# WHAT YOU HAVE TO DO:
Print, exactly and completely, every entry in the data.

(Data records for software interfaces)

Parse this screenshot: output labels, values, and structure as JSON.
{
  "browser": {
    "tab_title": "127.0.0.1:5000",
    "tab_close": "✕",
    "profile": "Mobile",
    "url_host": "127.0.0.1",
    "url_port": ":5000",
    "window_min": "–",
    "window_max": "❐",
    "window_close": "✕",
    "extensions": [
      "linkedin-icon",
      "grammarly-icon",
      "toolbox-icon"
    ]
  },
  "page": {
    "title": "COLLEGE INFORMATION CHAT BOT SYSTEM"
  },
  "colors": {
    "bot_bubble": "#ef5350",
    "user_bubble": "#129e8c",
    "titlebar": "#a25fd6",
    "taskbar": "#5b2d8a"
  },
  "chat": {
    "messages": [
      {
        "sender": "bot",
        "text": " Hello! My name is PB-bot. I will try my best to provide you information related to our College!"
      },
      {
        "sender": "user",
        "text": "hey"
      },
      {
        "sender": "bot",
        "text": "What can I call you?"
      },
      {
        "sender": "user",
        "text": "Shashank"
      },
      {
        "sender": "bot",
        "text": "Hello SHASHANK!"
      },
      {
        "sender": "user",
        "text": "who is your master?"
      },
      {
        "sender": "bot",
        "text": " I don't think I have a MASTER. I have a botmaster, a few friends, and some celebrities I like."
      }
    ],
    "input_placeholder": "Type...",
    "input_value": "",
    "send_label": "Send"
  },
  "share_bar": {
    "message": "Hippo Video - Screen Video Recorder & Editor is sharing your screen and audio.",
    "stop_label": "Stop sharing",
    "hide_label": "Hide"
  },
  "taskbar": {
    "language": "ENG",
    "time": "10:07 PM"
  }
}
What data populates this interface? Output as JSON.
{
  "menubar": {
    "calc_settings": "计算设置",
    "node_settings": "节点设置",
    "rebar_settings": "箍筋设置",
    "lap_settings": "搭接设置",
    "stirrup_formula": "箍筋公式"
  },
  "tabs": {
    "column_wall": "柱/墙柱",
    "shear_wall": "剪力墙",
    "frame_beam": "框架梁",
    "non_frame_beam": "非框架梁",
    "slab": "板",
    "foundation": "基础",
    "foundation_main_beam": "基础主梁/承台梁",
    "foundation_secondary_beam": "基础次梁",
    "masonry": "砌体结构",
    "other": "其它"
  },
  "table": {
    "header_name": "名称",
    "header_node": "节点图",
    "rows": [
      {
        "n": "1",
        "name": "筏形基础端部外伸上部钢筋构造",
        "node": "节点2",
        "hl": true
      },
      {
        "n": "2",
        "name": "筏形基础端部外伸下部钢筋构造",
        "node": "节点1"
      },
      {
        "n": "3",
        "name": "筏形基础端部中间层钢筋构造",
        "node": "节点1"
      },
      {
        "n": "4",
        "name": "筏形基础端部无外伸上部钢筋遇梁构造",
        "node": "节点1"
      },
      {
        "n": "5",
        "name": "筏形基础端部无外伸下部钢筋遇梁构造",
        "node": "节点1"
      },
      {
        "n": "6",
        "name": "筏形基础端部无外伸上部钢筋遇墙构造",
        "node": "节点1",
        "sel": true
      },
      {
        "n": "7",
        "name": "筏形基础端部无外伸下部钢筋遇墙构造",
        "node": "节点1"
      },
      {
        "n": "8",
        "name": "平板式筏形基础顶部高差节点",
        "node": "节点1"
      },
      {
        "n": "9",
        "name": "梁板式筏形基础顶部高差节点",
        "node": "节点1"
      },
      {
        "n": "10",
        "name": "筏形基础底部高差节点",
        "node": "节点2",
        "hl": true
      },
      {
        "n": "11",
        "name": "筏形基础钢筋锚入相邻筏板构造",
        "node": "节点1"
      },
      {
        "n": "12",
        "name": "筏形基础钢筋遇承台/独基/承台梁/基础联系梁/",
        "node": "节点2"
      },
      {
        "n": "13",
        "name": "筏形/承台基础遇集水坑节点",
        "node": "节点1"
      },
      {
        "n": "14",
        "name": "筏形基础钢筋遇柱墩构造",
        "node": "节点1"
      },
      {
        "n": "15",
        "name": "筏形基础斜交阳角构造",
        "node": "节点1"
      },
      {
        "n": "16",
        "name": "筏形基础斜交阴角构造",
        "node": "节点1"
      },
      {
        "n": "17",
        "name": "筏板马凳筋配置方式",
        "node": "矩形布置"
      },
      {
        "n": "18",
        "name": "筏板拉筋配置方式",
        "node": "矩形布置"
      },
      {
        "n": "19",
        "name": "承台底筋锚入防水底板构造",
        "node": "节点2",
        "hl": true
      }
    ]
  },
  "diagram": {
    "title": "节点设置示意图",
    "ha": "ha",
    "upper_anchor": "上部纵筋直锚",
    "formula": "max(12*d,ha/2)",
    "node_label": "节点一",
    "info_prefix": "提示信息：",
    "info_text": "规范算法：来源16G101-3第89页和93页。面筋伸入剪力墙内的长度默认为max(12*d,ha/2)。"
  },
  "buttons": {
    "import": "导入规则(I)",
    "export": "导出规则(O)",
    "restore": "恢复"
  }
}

# RESPONSE BOX:
Parse this screenshot: output labels, values, and structure as JSON.
{
  "browser": {
    "tab_title": "127.0.0.1:5000",
    "tab_close": "✕",
    "profile": "Mobile",
    "url_host": "127.0.0.1",
    "url_port": ":5000",
    "window_min": "–",
    "window_max": "❐",
    "window_close": "✕",
    "extensions": [
      "linkedin-icon",
      "grammarly-icon",
      "toolbox-icon"
    ]
  },
  "page": {
    "title": "COLLEGE INFORMATION CHAT BOT SYSTEM"
  },
  "colors": {
    "bot_bubble": "#ef5350",
    "user_bubble": "#129e8c",
    "titlebar": "#a25fd6",
    "taskbar": "#5b2d8a"
  },
  "chat": {
    "messages": [
      {
        "sender": "bot",
        "text": " Hello! My name is PB-bot. I will try my best to provide you information related to our College!"
      },
      {
        "sender": "user",
        "text": "hey"
      },
      {
        "sender": "bot",
        "text": "What can I call you?"
      },
      {
        "sender": "user",
        "text": "Shashank"
      },
      {
        "sender": "bot",
        "text": "Hello SHASHANK!"
      },
      {
        "sender": "user",
        "text": "who is your master?"
      },
      {
        "sender": "bot",
        "text": " I don't think I have a MASTER. I have a botmaster, a few friends, and some celebrities I like."
      }
    ],
    "input_placeholder": "Type...",
    "input_value": "",
    "send_label": "Send"
  },
  "share_bar": {
    "message": "Hippo Video - Screen Video Recorder & Editor is sharing your screen and audio.",
    "stop_label": "Stop sharing",
    "hide_label": "Hide"
  },
  "taskbar": {
    "language": "ENG",
    "time": "10:07 PM"
  }
}
What data populates this interface? Output as JSON.
{
  "menubar": {
    "calc_settings": "计算设置",
    "node_settings": "节点设置",
    "rebar_settings": "箍筋设置",
    "lap_settings": "搭接设置",
    "stirrup_formula": "箍筋公式"
  },
  "tabs": {
    "column_wall": "柱/墙柱",
    "shear_wall": "剪力墙",
    "frame_beam": "框架梁",
    "non_frame_beam": "非框架梁",
    "slab": "板",
    "foundation": "基础",
    "foundation_main_beam": "基础主梁/承台梁",
    "foundation_secondary_beam": "基础次梁",
    "masonry": "砌体结构",
    "other": "其它"
  },
  "table": {
    "header_name": "名称",
    "header_node": "节点图",
    "rows": [
      {
        "n": "1",
        "name": "筏形基础端部外伸上部钢筋构造",
        "node": "节点2",
        "hl": true
      },
      {
        "n": "2",
        "name": "筏形基础端部外伸下部钢筋构造",
        "node": "节点1"
      },
      {
        "n": "3",
        "name": "筏形基础端部中间层钢筋构造",
        "node": "节点1"
      },
      {
        "n": "4",
        "name": "筏形基础端部无外伸上部钢筋遇梁构造",
        "node": "节点1"
      },
      {
        "n": "5",
        "name": "筏形基础端部无外伸下部钢筋遇梁构造",
        "node": "节点1"
      },
      {
        "n": "6",
        "name": "筏形基础端部无外伸上部钢筋遇墙构造",
        "node": "节点1",
        "sel": true
      },
      {
        "n": "7",
        "name": "筏形基础端部无外伸下部钢筋遇墙构造",
        "node": "节点1"
      },
      {
        "n": "8",
        "name": "平板式筏形基础顶部高差节点",
        "node": "节点1"
      },
      {
        "n": "9",
        "name": "梁板式筏形基础顶部高差节点",
        "node": "节点1"
      },
      {
        "n": "10",
        "name": "筏形基础底部高差节点",
        "node": "节点2",
        "hl": true
      },
      {
        "n": "11",
        "name": "筏形基础钢筋锚入相邻筏板构造",
        "node": "节点1"
      },
      {
        "n": "12",
        "name": "筏形基础钢筋遇承台/独基/承台梁/基础联系梁/",
        "node": "节点2"
      },
      {
        "n": "13",
        "name": "筏形/承台基础遇集水坑节点",
        "node": "节点1"
      },
      {
        "n": "14",
        "name": "筏形基础钢筋遇柱墩构造",
        "node": "节点1"
      },
      {
        "n": "15",
        "name": "筏形基础斜交阳角构造",
        "node": "节点1"
      },
      {
        "n": "16",
        "name": "筏形基础斜交阴角构造",
        "node": "节点1"
      },
      {
        "n": "17",
        "name": "筏板马凳筋配置方式",
        "node": "矩形布置"
      },
      {
        "n": "18",
        "name": "筏板拉筋配置方式",
        "node": "矩形布置"
      },
      {
        "n": "19",
        "name": "承台底筋锚入防水底板构造",
        "node": "节点2",
        "hl": true
      }
    ]
  },
  "diagram": {
    "title": "节点设置示意图",
    "ha": "ha",
    "upper_anchor": "上部纵筋直锚",
    "formula": "max(12*d,ha/2)",
    "node_label": "节点一",
    "info_prefix": "提示信息：",
    "info_text": "规范算法：来源16G101-3第89页和93页。面筋伸入剪力墙内的长度默认为max(12*d,ha/2)。"
  },
  "buttons": {
    "import": "导入规则(I)",
    "export": "导出规则(O)",
    "restore": "恢复"
  }
}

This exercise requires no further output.